**WHAT IS EXPECTED:**
In the data below, find each line carrying the string "icon" and copy it out.

**GIVEN ENTRIES:**

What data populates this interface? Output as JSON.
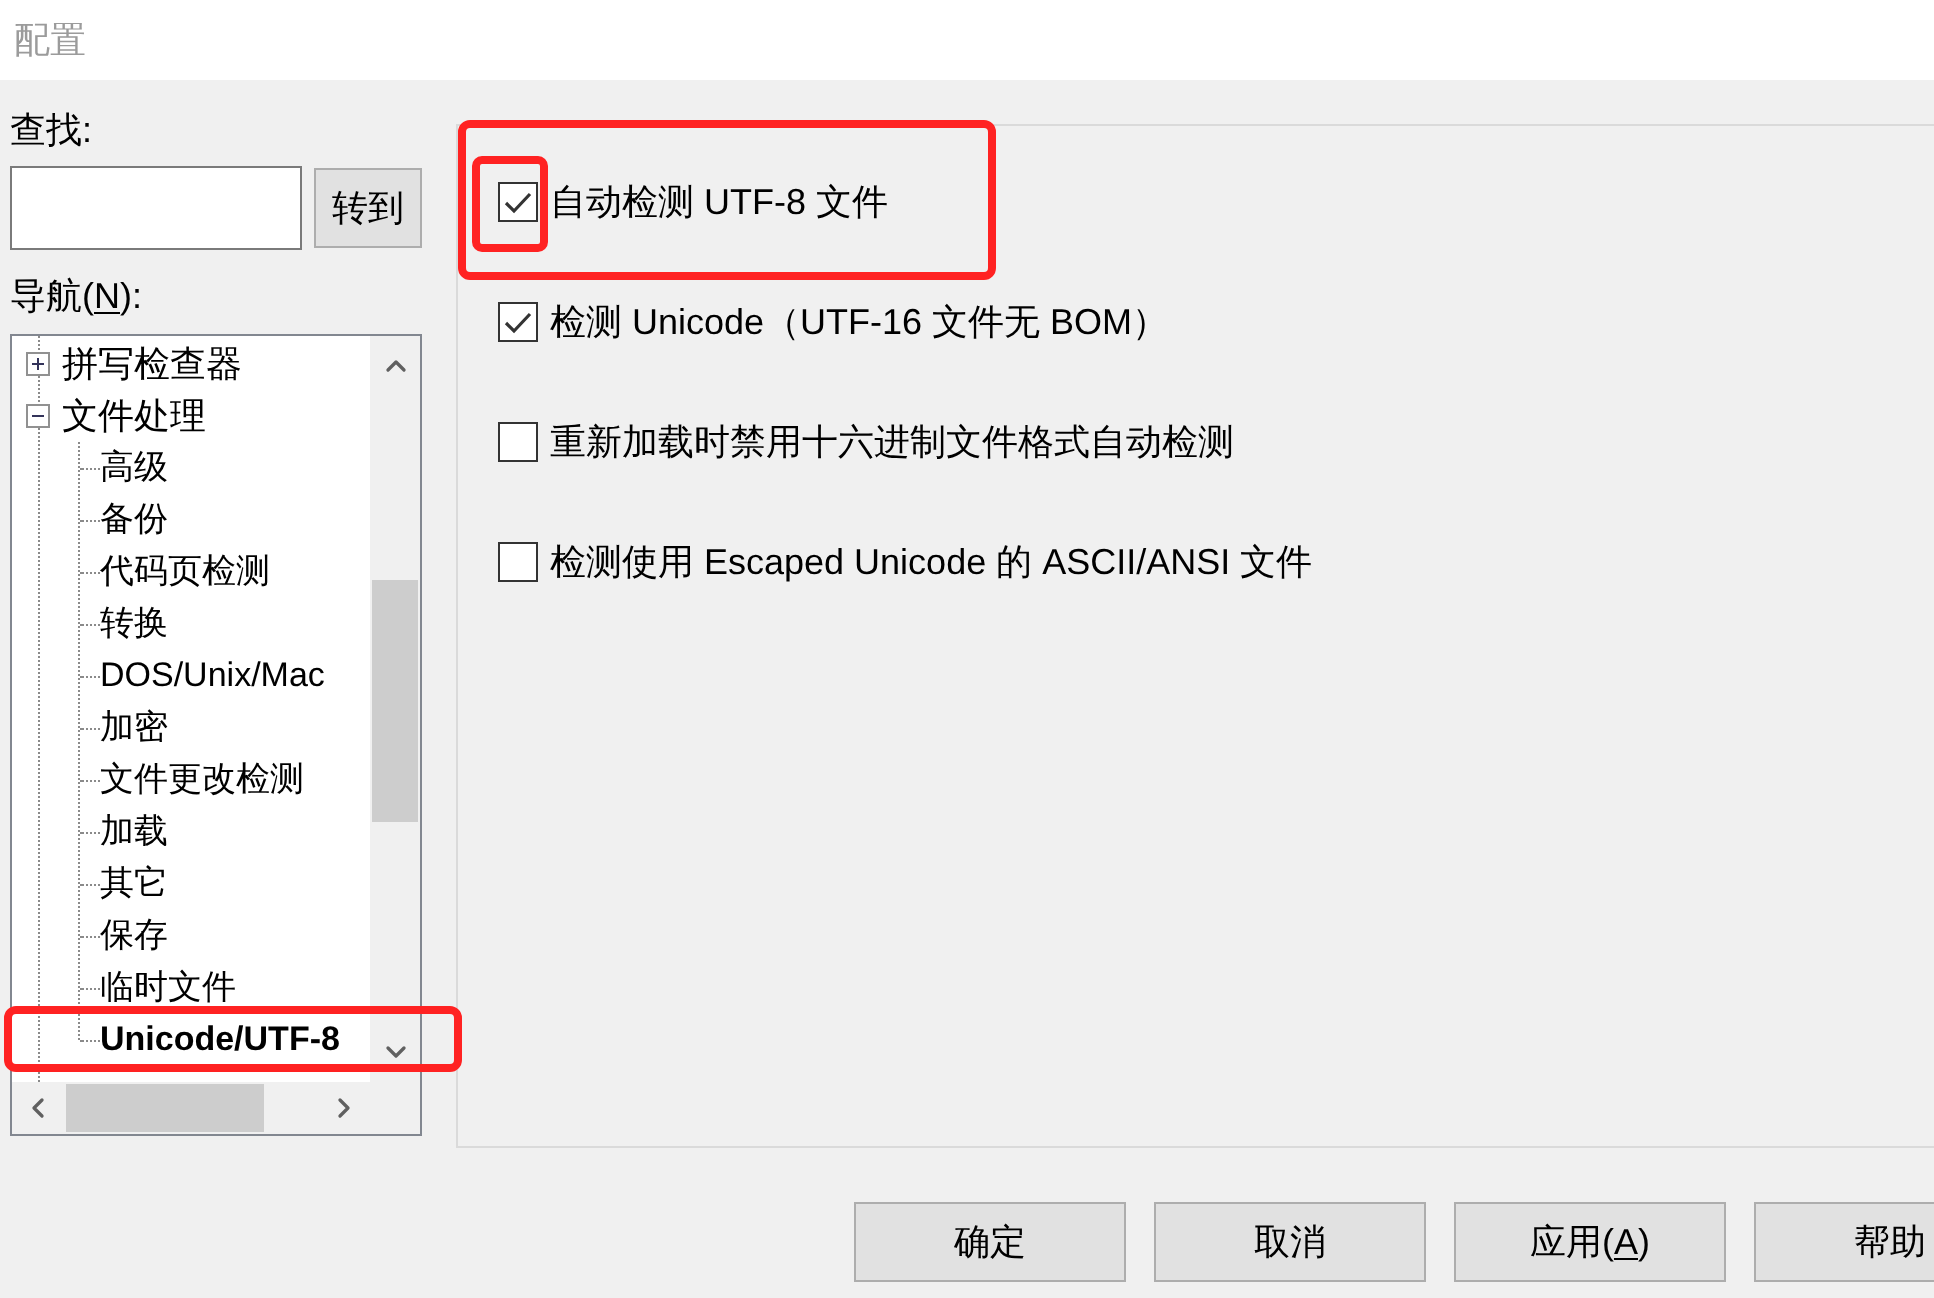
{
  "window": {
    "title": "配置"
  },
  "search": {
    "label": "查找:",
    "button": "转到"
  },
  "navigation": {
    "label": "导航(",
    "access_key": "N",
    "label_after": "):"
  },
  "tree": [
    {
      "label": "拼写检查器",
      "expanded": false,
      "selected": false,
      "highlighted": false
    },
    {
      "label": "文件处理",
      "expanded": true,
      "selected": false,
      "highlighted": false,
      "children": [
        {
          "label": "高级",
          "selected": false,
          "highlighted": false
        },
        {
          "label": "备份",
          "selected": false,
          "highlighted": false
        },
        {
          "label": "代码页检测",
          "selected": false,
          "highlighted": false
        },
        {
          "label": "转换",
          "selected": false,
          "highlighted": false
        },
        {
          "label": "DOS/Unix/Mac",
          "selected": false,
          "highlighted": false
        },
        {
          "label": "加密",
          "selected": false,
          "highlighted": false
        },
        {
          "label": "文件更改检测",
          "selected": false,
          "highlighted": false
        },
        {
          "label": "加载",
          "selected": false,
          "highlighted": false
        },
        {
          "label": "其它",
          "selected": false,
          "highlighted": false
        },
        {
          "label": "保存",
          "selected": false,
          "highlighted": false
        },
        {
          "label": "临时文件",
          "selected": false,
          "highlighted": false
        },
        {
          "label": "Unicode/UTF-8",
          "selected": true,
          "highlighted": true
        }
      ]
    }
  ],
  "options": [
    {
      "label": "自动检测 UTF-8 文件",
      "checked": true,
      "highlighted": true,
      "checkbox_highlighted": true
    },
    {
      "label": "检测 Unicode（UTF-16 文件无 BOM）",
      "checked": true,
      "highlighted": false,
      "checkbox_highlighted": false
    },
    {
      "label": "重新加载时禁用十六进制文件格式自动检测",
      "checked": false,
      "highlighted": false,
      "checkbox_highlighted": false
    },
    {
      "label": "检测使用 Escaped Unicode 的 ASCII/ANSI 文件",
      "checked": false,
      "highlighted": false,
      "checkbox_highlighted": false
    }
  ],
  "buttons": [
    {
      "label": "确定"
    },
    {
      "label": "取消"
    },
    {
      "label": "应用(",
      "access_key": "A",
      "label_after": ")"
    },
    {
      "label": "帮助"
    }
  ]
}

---

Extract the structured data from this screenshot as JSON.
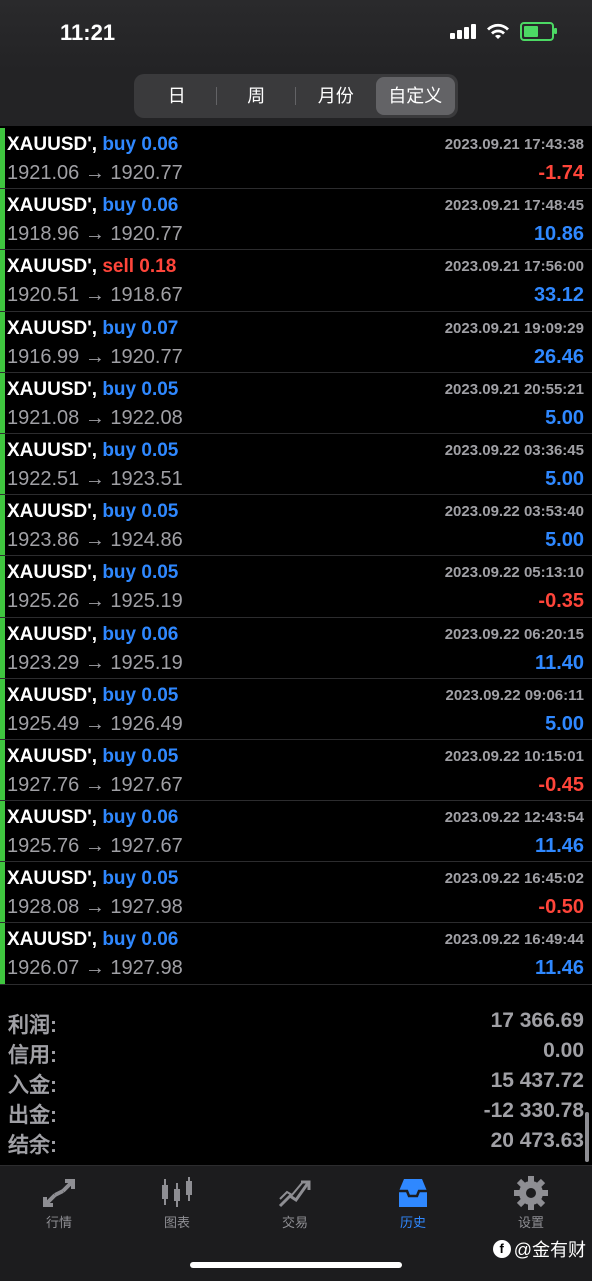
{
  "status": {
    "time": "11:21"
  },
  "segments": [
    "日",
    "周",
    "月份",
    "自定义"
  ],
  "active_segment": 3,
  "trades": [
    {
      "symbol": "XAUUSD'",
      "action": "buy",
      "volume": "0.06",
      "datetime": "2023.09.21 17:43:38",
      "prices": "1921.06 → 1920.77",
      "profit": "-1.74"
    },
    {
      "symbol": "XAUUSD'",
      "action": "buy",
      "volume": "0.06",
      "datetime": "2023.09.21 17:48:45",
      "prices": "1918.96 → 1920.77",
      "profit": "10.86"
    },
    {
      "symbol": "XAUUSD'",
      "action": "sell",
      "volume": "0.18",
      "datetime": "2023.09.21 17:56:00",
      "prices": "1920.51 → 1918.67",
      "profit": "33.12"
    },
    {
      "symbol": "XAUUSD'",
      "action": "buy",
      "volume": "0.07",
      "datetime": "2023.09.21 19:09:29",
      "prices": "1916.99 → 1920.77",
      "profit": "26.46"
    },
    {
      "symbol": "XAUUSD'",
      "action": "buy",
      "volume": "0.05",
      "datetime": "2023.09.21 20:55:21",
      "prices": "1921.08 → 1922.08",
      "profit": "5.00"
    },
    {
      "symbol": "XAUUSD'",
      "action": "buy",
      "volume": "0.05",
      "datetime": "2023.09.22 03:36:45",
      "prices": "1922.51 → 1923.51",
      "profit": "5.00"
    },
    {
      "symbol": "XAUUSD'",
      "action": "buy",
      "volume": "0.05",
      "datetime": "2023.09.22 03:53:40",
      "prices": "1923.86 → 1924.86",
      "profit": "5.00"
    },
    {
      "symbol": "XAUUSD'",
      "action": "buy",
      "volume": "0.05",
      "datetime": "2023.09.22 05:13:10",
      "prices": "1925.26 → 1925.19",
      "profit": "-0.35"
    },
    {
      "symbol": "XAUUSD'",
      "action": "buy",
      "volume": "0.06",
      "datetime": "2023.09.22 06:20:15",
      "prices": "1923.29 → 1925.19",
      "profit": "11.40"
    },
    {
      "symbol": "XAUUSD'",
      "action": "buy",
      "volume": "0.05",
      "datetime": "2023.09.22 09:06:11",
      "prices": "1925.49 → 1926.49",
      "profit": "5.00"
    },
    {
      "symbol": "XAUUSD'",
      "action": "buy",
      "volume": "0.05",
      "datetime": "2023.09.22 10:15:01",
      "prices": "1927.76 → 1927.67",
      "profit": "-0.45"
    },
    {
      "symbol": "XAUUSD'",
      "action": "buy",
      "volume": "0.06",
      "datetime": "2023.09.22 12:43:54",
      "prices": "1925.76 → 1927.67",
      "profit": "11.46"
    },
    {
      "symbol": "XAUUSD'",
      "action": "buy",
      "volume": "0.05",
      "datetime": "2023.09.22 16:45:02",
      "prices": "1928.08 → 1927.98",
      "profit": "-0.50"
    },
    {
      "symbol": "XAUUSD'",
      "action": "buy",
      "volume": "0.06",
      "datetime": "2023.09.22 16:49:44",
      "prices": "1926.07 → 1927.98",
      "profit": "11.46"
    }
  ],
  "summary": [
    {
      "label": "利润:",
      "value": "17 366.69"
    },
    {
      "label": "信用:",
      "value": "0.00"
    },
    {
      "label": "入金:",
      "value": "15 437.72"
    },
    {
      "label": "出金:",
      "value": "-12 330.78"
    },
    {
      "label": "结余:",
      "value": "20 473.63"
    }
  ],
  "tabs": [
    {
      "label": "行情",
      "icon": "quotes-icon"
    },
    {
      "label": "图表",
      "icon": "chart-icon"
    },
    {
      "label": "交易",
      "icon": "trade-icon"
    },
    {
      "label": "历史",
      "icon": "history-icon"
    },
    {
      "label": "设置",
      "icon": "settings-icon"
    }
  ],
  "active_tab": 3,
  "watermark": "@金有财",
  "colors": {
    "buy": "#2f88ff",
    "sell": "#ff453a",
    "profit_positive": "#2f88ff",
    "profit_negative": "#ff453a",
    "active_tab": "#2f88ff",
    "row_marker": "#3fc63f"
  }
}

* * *

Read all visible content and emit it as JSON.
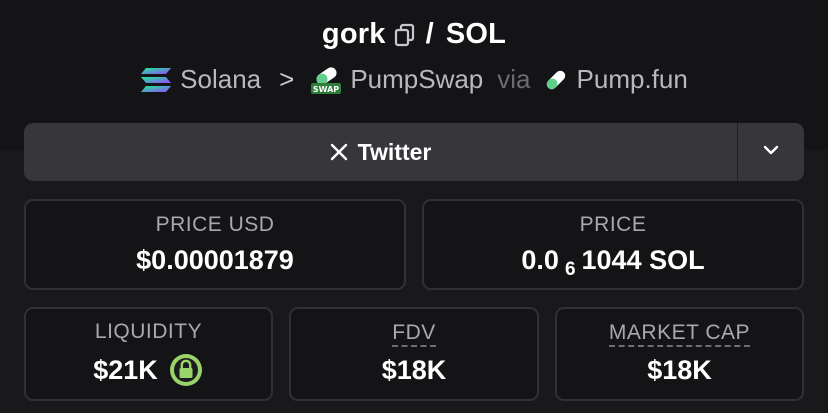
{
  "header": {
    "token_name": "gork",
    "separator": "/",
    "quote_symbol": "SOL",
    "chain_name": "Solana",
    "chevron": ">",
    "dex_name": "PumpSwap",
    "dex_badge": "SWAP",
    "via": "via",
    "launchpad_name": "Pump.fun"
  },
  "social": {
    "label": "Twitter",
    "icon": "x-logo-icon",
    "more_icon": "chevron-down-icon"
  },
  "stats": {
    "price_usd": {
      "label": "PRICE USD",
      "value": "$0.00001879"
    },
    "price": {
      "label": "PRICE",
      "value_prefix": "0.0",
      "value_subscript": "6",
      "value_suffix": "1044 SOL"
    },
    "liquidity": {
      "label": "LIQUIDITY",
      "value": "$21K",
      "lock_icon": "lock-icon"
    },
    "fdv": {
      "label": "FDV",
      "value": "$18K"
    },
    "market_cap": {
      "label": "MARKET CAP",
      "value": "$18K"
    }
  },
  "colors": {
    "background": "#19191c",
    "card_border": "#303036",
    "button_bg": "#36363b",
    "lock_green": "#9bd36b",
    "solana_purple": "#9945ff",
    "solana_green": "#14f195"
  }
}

**COMPLETED EXERCISE:**
      "icon": "quotes-icon"
      "icon": "chart-icon"
      "icon": "trade-icon"
      "icon": "history-icon"
      "icon": "settings-icon"
    "icon": "x-logo-icon",
    "more_icon": "chevron-down-icon"
      "lock_icon": "lock-icon"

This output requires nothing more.